[ Prob. from fable
; confer Prov. English fibble-fabble
nonsense.] A falsehood; a lie; -- used euphemistically.
They are very serious; they don't tell fibs . H. James.
Fib intransitive verb
[ imperfect & past participle Fibbed
; present participle & verbal noun Fibbing
.] To speak falsely.
Fib transitive verb To tell a fib to. [ R.] De Quincey.
Fibber noun One who tells fibs.
Fiber-faced, Fibre-faced adjective Having a visible fiber embodied in the surface of; -- applied esp. to a kind of paper for checks, drafts, etc.
Fiber, Fibre noun
[ French fibre
, Latin fibra
.] 1. One of the delicate, threadlike portions of which the tissues of plants and animals are in part constituted; as, the fiber of flax or of muscle. 2. Any fine, slender thread, or threadlike substance; as, a fiber of spun glass; especially, one of the slender rootlets of a plant. 3. Sinew; strength; toughness; as, a man of real fiber .
Yet had no fibers in him, nor no force. Chapman. 4. A general name for the raw material, such as cotton, flax, hemp, etc., used in textile manufactures. Fiber gun
, a kind of steam gun for converting, wood, straw, etc., into fiber. The material is shut up in the gun with steam, air, or gas at a very high pressure which is afterward relieved suddenly by letting a lid at the muzzle fly open, when the rapid expansion separates the fibers.
-- Fiber plants (Botany)
, plants capable of yielding fiber useful in the arts, as hemp, flax, ramie, agave, etc.
Fibered, Fibred adjective Having fibers; made up of fibers.
Fiberless, Fibreless adjective Having no fibers; destitute of fibers or fiber.
Fibriform adjective [ Latin fibra a fiber + -form .] (Biol.) Having the form of a fiber or fibers; resembling a fiber.
Fibril noun [ French fibrille , dim. of fibre , Latin fibra .] A small fiber; the branch of a fiber; a very slender thread; a fibrilla. Cheyne.
; plural FibrillÆ
. [ New Latin See Fibril
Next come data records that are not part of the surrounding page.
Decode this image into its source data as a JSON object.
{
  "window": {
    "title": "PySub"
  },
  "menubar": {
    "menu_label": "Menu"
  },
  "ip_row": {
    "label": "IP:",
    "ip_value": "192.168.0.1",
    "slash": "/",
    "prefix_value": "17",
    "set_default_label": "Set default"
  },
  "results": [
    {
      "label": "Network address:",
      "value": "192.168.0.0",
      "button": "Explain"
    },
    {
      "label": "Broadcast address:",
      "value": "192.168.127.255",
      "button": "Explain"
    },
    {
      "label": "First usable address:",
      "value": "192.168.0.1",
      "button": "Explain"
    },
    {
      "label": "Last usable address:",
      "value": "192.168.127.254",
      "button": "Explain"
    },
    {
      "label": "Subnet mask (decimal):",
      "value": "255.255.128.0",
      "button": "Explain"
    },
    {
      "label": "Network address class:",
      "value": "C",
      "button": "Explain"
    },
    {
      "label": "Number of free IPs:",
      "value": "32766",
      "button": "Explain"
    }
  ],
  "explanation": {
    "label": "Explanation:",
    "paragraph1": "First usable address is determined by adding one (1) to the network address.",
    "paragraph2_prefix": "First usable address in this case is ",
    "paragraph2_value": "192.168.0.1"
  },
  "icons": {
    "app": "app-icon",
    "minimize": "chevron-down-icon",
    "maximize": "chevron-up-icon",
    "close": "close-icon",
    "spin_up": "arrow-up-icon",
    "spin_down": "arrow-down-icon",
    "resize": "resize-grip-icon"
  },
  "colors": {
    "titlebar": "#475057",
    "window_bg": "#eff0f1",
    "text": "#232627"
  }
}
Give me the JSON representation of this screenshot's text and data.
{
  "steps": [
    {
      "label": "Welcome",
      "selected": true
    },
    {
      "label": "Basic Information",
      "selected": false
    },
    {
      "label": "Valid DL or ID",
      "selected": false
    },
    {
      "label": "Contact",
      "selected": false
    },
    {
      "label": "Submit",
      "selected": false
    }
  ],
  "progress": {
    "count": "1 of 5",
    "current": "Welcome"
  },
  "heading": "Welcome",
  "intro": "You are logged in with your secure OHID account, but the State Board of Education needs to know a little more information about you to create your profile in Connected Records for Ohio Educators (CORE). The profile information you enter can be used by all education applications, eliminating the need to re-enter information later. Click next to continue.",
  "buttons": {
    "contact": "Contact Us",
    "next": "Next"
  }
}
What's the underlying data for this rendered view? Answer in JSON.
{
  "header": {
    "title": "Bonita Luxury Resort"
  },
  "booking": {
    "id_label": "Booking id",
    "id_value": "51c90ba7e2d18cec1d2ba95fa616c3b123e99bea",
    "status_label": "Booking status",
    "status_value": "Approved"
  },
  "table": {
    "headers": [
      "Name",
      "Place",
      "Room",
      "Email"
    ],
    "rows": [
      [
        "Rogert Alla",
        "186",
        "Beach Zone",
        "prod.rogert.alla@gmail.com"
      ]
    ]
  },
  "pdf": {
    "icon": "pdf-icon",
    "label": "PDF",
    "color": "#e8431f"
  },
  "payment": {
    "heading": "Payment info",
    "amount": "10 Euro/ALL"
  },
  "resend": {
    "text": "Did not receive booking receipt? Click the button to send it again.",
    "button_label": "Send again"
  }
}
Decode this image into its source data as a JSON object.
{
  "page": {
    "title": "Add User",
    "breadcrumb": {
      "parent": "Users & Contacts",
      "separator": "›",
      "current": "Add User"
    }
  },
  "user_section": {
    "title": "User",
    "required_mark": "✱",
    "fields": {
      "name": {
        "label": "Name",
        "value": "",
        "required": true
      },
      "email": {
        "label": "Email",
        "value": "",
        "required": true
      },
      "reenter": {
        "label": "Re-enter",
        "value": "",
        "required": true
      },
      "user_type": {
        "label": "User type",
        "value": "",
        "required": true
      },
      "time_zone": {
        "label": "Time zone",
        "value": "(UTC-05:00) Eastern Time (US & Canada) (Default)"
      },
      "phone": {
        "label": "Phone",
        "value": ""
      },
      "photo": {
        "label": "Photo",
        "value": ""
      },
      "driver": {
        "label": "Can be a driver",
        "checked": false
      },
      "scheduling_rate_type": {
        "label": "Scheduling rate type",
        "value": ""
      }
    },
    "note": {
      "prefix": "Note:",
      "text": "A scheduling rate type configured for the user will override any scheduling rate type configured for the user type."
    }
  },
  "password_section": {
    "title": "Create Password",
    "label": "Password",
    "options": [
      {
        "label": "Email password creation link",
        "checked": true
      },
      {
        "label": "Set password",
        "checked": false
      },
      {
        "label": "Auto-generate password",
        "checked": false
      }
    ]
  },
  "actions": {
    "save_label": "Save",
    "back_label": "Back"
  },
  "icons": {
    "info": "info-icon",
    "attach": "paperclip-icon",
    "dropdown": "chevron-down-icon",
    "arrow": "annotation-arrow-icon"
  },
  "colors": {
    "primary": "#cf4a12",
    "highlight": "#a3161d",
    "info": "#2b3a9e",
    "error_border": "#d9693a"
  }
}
.] A minute thread or fiber, as one of the fibrous elements of a muscular fiber; a fibril.
Fibrillar adjective Of or pertaining to fibrils or fibers; as, fibrillar twitchings.
Fibrillary adjective Of of pertaining to fibrils.
Fibrillated adjective Furnished with fibrils; fringed.
Fibrillation noun The state of being reduced to fibers. Carpenter.
Fibrillose adjective Covered with hairlike appendages, as the under surface of some lichens; also, composed of little strings or fibers; as, fibrillose appendages.
Fibrillous adjective [ Confer French fibraleux .] Pertaining to, or composed of, fibers.